Last month Cardinal William Levada, Pope Benedict XVI's successor as Prefect of the Congregation for the Doctrine of the Faith, wrote a lengthy screed attacking the New York Times, and particularly reporters Laurie Goodstein, Rachel Donadio, and columnist Maureen Dowd. He accused them of biased, sloppy, and unfair reporting in their recently intense coverage of Vatican abuse scandals past and present. Today the Times unveils a report on Levada that the paper has clearly been prepping for weeks. When it came to abuse scandals, which Levada handles in his current position and oversaw more locally as a bishop and archbishop, "an examination of his record, pieced together from interviews and a review of thousands of pages of court documents, show that he generally followed the prevailing practice of the church hierarchy, often giving accused priests the benefit of the doubt and being reluctant to remove them from ministry."
The paper has indeed done its research, explaining what happened in a number of abuse cases under Levada's jurisdiction when he oversaw the diocese in Portland, Oregon, and in San Francisco. In some of their accounts, Levada seems to have aggressively pursued justice. In more, though, he seems to have held a sort of mysterious ambivalence. One story particularly gets at the dynamic between Levada's own stated desire to help and clear pressure from the Church infrastructure:
In the spring of 1985, the alarm was sounded by an unlikely trio of concerned Catholics, the Rev. Thomas Doyle, a Vatican canon lawyer; Raymond Mouton Jr., a Louisiana criminal lawyer who defended the Rev. Gilbert Gauthe, a notorious pedophile priest; and the Rev. Michael Peterson, a psychiatrist. In the wake of the Gauthe case, the three men produced a strongly worded 92-page report that argued for immediate action to deal with sexual molestation in the church. In May 1985, Cardinal Levada, then a young auxiliary bishop from Los Angeles, was sent by church leaders to meet with the men. The meeting at a Chicago airport hotel went on all day, Father Doyle and Mr. Mouton said recently, with Bishop Levada going through their report almost line by line. They said he seemed enthusiastic about their proposals. Two weeks later, however, the bishop called Father Doyle and told him that their report was being shelved and that the bishops would convene their own committee to examine the issue. But no such group materialized.
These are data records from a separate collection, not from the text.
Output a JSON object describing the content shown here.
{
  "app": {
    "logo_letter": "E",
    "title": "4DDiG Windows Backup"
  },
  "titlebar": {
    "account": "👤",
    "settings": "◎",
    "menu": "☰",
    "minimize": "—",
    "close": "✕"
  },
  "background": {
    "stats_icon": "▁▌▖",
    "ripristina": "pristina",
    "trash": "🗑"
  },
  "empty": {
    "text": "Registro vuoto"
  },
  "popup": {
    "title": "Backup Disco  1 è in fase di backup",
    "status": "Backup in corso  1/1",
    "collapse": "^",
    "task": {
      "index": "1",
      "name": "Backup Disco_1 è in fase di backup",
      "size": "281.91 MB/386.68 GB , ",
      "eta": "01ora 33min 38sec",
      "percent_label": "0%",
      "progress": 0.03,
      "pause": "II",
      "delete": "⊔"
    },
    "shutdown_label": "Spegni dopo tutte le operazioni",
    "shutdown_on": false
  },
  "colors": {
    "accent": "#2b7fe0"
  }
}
Still, the article features a couple of vague sentences coming from the Times (and not sources) like this: "Cardinal Levada often did not act as assertively as he could have on abuse cases." That sounds like an editorial value judgment (in addition to being a meaningless sentence — Marines at war could be described as "not acting as assertively as they could have"). It's a sense that is heightened by bitchy asides like this: "Cardinal Levada did not respond to requests for comment. Jeffrey Lena, a lawyer in Berkeley, Calif., who is representing the Holy See in lawsuits, said the cardinal had not been given enough time to respond to a list of questions submitted to him 10 days ago." And that's on top of the "What, me worry?" candid picture of Levada that the paper is running on their website. When the Times has been repeatedly accused of bias by the Vatican, it might be better to take extra care to avoid little indulgences like these.